> EXERCISE INPUTS
|---|
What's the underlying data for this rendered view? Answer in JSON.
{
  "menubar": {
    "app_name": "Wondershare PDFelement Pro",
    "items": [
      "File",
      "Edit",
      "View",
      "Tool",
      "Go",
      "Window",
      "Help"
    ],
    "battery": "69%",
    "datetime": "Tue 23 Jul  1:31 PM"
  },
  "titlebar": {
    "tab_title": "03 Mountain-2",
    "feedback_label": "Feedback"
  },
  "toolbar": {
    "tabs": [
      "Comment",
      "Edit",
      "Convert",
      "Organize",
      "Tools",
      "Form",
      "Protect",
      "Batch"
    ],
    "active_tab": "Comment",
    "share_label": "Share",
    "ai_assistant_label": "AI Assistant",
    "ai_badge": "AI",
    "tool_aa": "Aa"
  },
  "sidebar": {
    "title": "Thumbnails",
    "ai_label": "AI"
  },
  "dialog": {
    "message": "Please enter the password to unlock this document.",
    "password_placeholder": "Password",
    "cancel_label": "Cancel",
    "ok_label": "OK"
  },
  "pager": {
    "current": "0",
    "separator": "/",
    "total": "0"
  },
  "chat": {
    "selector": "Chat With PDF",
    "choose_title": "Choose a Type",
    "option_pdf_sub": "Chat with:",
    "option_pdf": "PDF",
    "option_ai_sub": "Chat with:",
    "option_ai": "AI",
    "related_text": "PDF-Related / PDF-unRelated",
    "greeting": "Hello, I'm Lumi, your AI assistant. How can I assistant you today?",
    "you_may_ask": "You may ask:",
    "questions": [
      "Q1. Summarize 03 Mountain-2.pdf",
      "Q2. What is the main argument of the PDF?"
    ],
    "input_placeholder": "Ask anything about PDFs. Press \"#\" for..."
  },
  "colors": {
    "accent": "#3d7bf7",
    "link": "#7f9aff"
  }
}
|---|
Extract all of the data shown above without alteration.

> PROBLEM SOLUTION
What's the underlying data for this rendered view? Answer in JSON.
{
  "menubar": {
    "app_name": "Wondershare PDFelement Pro",
    "items": [
      "File",
      "Edit",
      "View",
      "Tool",
      "Go",
      "Window",
      "Help"
    ],
    "battery": "69%",
    "datetime": "Tue 23 Jul  1:31 PM"
  },
  "titlebar": {
    "tab_title": "03 Mountain-2",
    "feedback_label": "Feedback"
  },
  "toolbar": {
    "tabs": [
      "Comment",
      "Edit",
      "Convert",
      "Organize",
      "Tools",
      "Form",
      "Protect",
      "Batch"
    ],
    "active_tab": "Comment",
    "share_label": "Share",
    "ai_assistant_label": "AI Assistant",
    "ai_badge": "AI",
    "tool_aa": "Aa"
  },
  "sidebar": {
    "title": "Thumbnails",
    "ai_label": "AI"
  },
  "dialog": {
    "message": "Please enter the password to unlock this document.",
    "password_placeholder": "Password",
    "cancel_label": "Cancel",
    "ok_label": "OK"
  },
  "pager": {
    "current": "0",
    "separator": "/",
    "total": "0"
  },
  "chat": {
    "selector": "Chat With PDF",
    "choose_title": "Choose a Type",
    "option_pdf_sub": "Chat with:",
    "option_pdf": "PDF",
    "option_ai_sub": "Chat with:",
    "option_ai": "AI",
    "related_text": "PDF-Related / PDF-unRelated",
    "greeting": "Hello, I'm Lumi, your AI assistant. How can I assistant you today?",
    "you_may_ask": "You may ask:",
    "questions": [
      "Q1. Summarize 03 Mountain-2.pdf",
      "Q2. What is the main argument of the PDF?"
    ],
    "input_placeholder": "Ask anything about PDFs. Press \"#\" for..."
  },
  "colors": {
    "accent": "#3d7bf7",
    "link": "#7f9aff"
  }
}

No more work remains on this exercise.